Sightseeing is just overflowing. Go in any direction for sightseeing. When leaving to go home, maybe detour drive to Leenane – spectacular example of a flooded fjord and excruciatingly beautiful and historical views. This route is part of the half marathon route. Here famine victims walked to Doolough and perished on their return – a monument to their memory is erected. Bishop Desmond Tutu among others has walked in our ancestors footsteps here.
A drive or hike to Thallabawn to the Silver strand is majestic. The place is teaming with sightseeing opportunities: Croagh Patrick, Clare Island, Inishturk, Leenane, Ashleigh Falls, Old Head, Carrowmore, Altóir, Killeen… it goes on.

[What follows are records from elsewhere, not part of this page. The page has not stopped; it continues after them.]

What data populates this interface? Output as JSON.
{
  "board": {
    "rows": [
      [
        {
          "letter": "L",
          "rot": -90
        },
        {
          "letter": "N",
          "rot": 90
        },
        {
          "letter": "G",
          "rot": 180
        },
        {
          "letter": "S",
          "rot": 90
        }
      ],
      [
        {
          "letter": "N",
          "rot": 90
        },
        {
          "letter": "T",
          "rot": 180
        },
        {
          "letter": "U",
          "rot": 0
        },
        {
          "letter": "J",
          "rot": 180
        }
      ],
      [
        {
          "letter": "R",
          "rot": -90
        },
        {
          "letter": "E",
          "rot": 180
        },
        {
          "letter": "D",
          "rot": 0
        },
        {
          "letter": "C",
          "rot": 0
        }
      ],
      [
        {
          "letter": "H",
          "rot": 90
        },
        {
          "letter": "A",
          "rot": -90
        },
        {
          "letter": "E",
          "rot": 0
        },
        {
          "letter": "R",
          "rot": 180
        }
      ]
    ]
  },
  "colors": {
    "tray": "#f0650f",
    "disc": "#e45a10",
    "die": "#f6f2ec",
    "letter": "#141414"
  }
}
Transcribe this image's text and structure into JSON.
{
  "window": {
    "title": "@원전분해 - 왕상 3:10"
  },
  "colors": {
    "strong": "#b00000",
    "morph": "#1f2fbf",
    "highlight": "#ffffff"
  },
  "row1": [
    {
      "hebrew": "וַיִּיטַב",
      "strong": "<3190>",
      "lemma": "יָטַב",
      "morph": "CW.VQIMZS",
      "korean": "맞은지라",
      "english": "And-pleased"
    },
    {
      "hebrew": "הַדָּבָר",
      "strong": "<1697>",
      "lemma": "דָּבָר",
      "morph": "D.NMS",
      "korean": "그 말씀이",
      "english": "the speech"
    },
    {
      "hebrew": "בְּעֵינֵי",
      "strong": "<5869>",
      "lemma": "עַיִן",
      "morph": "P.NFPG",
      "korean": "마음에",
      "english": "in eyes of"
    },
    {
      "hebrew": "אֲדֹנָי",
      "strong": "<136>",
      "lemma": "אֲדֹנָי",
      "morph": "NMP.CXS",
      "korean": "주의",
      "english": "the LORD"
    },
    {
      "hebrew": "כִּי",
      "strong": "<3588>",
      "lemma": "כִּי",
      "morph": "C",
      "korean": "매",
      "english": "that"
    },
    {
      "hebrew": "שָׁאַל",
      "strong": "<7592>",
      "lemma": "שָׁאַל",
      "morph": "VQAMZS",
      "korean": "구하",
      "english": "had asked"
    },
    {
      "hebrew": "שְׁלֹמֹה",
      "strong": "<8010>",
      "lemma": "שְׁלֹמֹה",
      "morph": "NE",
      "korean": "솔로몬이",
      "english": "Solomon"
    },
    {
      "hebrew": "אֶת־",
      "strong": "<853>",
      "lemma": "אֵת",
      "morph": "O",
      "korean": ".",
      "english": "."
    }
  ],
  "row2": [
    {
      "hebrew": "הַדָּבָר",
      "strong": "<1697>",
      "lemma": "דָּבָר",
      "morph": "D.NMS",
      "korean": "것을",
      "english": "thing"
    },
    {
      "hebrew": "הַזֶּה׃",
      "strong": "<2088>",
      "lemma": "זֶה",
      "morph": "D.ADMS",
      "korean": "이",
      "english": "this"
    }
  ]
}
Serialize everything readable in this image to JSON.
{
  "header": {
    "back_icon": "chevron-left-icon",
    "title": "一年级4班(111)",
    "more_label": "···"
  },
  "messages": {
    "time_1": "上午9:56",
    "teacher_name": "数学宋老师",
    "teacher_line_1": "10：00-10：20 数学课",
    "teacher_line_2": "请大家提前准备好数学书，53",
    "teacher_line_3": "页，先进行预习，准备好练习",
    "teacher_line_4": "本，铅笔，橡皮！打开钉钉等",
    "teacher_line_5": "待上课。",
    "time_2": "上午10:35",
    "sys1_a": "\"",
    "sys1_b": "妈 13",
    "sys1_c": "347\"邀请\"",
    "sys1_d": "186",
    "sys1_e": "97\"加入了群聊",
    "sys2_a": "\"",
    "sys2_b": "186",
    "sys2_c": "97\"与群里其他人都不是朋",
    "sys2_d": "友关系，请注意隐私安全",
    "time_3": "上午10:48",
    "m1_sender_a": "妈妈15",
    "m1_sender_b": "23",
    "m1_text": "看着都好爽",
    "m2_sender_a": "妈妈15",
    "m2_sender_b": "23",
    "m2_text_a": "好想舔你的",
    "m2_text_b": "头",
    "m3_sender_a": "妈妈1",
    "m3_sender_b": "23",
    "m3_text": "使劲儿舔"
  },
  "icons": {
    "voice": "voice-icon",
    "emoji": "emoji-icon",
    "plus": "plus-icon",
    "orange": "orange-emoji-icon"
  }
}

In a single sentence, what would you tell the readers of ahotu Marathons to make them register for the Clew Bay Half Marathon?
If you would like to take a breather, a break from the rat race – Come to Louisburgh and join us running in the wild unkempt natural beauty of the Louisburgh area. Meet our people, where the rate race is not part of the everyday, but it is understood enough to realise what we have here. Listen to the stories. Dance, sing, and relax, breath – be tranquil. Learn why so many have come here and continue to come here from year to year to connect with that which tends to get lost in the rat race. Read Mike McCormack’s 2016 newest international award winning novel Solar Bones in which he talks of his childhood (fictional) in Louisburgh – an experimental publication but some beautiful true impressions of Louisburgh living. It’ll give you an insight.
Interview with Tommy Morahan. Tommy is involved in the marketing for the CBHM&10K. He was born in the village opposite the town hall, second youngest in a family of 8. He lived in the USA from 1989 to 2009 when he came back to Ireland. Tommy works in sales in financial services and is married with 3 children. Along with this event he also helps out on the Louisburgh National School Parents Association. The school has 162 students. He is proud to be associated with the CBHM&10K in an effort to run a voluntary community event to professional standards, to promote health and fitness and to promote the area of Louisburgh.